• _Your instructions_
Only the total should be returned: the number of lines in the data that hold the string "username".

• _Record excerpts_
....

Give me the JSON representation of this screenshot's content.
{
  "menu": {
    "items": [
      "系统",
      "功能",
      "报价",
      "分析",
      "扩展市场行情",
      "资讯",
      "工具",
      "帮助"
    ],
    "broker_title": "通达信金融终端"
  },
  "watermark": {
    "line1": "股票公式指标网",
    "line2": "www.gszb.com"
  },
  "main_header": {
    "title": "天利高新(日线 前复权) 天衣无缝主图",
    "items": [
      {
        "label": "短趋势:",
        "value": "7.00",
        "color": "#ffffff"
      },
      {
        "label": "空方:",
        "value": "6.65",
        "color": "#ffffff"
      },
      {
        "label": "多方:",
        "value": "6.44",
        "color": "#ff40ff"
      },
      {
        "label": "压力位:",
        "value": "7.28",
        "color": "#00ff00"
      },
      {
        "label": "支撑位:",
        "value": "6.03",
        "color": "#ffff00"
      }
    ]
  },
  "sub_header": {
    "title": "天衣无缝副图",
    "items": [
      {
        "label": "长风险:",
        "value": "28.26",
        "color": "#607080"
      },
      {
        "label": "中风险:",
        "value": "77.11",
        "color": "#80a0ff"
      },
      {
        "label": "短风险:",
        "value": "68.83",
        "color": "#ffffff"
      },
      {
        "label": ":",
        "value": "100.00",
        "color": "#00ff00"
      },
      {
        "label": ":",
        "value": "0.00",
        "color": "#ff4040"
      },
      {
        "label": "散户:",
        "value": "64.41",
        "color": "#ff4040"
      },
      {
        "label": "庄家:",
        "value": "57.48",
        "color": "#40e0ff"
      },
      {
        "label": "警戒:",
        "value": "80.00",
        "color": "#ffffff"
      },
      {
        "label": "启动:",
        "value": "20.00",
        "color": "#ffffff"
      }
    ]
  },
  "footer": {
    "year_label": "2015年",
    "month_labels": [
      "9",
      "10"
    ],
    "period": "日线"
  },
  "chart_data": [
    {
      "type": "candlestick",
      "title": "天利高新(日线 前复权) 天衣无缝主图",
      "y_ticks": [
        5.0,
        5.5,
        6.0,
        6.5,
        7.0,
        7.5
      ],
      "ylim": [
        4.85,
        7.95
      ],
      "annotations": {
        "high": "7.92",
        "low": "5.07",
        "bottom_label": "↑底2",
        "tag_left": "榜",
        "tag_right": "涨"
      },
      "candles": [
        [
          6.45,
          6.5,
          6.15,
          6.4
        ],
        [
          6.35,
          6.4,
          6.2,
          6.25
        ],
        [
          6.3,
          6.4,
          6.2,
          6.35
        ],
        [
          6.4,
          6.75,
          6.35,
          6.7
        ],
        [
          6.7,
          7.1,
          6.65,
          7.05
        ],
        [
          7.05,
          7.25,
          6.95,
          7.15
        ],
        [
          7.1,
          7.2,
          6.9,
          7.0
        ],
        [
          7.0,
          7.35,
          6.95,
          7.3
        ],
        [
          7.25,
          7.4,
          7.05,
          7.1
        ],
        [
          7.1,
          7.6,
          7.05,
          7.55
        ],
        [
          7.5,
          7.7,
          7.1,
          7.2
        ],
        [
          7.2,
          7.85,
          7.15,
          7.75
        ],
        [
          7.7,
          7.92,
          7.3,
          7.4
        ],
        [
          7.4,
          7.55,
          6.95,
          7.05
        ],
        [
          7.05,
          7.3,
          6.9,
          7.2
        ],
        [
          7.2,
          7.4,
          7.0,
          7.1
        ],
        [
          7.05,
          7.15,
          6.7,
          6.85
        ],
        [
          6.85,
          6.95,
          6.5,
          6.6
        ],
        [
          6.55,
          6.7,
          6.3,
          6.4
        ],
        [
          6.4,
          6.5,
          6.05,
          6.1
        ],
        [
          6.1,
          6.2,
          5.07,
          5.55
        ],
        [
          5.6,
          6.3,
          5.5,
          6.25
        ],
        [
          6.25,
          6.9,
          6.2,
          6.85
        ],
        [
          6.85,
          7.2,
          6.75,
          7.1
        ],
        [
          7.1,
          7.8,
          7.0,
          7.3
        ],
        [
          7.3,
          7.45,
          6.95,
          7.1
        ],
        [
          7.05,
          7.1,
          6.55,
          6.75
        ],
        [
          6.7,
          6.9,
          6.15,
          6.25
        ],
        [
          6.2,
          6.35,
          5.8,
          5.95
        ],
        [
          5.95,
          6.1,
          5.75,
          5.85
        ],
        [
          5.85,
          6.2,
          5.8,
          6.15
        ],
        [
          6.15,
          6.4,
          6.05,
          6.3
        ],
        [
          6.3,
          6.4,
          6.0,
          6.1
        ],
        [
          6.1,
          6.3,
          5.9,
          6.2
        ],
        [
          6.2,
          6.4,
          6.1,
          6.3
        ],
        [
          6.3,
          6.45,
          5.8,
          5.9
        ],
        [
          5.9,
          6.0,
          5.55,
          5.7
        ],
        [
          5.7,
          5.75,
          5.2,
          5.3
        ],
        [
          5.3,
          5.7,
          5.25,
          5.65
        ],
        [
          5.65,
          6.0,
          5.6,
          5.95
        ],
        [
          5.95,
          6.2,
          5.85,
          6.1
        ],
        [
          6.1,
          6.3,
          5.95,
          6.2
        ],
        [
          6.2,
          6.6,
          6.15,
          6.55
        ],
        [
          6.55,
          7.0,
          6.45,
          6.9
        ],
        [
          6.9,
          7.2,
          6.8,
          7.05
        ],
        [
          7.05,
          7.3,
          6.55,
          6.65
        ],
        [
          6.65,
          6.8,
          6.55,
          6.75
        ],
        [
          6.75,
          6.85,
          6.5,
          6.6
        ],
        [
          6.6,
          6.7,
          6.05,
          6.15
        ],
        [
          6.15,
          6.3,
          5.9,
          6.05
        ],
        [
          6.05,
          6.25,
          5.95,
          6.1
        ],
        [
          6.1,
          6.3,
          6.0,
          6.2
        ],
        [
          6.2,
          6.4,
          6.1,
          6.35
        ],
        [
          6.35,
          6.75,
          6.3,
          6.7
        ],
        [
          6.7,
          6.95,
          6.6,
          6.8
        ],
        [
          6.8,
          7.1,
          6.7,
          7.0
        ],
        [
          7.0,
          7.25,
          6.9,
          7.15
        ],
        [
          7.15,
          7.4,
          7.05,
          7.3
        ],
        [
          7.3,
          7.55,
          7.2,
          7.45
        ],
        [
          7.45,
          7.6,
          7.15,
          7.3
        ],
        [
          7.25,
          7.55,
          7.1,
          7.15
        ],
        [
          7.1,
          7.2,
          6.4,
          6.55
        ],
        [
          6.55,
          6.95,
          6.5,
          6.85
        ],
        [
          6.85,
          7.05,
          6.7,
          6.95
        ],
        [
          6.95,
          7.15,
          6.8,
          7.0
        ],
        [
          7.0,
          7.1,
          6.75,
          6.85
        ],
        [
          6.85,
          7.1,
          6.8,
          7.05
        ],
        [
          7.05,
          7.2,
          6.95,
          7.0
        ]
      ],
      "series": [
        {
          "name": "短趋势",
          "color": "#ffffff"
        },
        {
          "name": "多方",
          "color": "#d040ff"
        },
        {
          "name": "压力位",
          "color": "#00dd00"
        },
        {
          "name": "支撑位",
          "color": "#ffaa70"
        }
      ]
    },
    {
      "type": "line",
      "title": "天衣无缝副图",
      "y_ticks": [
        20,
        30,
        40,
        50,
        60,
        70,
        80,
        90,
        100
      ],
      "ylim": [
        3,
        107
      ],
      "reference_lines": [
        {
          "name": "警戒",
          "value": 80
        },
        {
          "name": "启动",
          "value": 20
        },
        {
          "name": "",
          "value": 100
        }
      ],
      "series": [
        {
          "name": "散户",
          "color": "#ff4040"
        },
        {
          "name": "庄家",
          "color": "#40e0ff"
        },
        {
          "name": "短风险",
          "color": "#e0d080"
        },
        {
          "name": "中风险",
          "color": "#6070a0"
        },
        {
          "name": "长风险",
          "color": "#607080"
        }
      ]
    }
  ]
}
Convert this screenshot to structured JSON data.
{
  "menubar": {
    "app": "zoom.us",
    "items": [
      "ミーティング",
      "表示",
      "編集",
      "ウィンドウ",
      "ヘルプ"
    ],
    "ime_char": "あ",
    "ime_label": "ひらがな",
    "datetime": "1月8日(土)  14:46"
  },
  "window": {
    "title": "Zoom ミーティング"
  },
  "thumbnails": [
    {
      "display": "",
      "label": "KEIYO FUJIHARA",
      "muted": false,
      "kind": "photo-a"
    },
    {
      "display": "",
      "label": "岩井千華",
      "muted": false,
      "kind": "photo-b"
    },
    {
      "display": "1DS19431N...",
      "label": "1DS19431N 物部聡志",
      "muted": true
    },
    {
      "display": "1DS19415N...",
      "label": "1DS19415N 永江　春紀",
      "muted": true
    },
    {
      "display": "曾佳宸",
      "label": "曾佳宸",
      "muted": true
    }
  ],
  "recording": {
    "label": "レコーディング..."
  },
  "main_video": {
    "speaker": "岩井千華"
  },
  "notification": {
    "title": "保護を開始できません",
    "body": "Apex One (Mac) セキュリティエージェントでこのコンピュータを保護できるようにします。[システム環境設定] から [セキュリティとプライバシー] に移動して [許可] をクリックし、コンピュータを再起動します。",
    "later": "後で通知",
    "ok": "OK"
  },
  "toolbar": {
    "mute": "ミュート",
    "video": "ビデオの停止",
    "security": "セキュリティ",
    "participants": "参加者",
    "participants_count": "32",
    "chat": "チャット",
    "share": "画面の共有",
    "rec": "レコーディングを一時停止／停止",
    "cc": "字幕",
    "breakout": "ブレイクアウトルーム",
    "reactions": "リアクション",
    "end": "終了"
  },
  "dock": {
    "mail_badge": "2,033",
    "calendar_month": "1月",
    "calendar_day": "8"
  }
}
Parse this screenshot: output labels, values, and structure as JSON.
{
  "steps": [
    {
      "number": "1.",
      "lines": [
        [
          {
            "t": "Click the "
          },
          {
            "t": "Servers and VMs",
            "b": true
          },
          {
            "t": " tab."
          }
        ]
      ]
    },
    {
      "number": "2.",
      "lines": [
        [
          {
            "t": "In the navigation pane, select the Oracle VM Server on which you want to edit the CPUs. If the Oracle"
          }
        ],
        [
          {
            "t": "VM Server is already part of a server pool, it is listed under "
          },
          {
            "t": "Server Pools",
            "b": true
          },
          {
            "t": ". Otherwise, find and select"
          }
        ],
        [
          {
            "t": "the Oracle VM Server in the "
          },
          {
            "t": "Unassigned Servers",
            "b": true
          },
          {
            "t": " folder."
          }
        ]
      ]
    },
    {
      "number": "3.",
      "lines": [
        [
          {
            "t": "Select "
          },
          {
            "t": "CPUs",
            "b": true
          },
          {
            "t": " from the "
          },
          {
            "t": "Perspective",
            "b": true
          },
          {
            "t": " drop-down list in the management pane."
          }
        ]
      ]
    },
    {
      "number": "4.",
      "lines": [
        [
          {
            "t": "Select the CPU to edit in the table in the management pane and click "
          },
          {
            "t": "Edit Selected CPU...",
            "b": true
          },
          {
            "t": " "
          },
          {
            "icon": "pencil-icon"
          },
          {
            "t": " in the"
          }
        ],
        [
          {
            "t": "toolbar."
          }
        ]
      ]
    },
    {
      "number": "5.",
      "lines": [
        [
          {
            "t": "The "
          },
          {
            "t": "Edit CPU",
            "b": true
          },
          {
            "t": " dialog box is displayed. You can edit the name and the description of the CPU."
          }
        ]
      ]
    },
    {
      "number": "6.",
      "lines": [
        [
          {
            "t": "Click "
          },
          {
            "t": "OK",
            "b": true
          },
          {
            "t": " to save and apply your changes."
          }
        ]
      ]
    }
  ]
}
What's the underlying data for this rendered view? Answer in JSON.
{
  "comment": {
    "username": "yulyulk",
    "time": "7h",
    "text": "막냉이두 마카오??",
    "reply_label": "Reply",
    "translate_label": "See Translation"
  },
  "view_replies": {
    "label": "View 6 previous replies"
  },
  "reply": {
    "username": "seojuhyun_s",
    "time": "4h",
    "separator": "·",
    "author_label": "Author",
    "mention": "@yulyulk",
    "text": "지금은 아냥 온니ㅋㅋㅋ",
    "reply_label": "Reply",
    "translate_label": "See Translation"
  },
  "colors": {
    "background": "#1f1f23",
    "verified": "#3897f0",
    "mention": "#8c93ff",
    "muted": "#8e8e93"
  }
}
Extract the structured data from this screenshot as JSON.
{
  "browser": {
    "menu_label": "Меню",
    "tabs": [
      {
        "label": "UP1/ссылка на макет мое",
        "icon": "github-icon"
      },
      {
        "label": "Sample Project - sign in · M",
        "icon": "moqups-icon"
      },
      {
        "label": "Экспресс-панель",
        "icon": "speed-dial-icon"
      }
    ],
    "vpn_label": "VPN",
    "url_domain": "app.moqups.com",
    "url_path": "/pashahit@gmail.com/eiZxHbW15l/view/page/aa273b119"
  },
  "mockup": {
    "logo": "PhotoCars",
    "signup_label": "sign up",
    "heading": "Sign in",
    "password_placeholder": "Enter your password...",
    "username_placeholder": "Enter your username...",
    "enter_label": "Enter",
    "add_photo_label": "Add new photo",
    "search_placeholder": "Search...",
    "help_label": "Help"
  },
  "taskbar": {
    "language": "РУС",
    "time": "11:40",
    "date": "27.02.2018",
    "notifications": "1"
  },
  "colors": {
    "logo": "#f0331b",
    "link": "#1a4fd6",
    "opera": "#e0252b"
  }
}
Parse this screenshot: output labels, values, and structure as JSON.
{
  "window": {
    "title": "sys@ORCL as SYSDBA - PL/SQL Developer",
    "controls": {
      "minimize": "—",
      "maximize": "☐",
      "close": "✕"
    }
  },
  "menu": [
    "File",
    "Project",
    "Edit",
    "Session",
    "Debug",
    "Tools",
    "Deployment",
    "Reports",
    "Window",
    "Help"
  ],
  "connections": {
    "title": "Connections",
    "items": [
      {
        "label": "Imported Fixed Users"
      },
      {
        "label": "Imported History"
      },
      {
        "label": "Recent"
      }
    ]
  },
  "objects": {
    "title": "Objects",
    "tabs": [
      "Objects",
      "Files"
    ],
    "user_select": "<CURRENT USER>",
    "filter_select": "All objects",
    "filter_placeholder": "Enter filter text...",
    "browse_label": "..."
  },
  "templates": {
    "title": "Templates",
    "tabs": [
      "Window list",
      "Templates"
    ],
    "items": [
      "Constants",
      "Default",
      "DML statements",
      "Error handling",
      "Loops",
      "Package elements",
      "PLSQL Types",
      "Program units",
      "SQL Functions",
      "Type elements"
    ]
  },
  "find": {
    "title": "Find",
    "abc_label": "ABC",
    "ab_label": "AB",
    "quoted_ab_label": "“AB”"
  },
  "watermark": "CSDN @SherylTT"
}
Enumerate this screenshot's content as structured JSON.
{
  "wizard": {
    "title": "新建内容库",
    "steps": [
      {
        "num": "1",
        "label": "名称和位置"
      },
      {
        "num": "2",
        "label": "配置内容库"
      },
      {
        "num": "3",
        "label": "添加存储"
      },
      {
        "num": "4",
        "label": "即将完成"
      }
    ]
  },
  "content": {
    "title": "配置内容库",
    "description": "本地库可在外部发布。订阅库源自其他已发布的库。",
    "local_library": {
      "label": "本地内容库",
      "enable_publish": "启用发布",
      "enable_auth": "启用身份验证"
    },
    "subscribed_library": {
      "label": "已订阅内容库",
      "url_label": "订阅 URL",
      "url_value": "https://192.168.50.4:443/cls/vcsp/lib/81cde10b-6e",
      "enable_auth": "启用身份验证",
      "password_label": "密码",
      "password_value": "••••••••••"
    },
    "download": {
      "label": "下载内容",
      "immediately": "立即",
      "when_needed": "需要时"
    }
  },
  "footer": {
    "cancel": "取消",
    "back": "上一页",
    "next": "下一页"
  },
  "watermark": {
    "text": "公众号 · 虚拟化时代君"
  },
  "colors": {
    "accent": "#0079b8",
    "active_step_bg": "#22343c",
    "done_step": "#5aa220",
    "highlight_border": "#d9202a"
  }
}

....

• _Solution_
3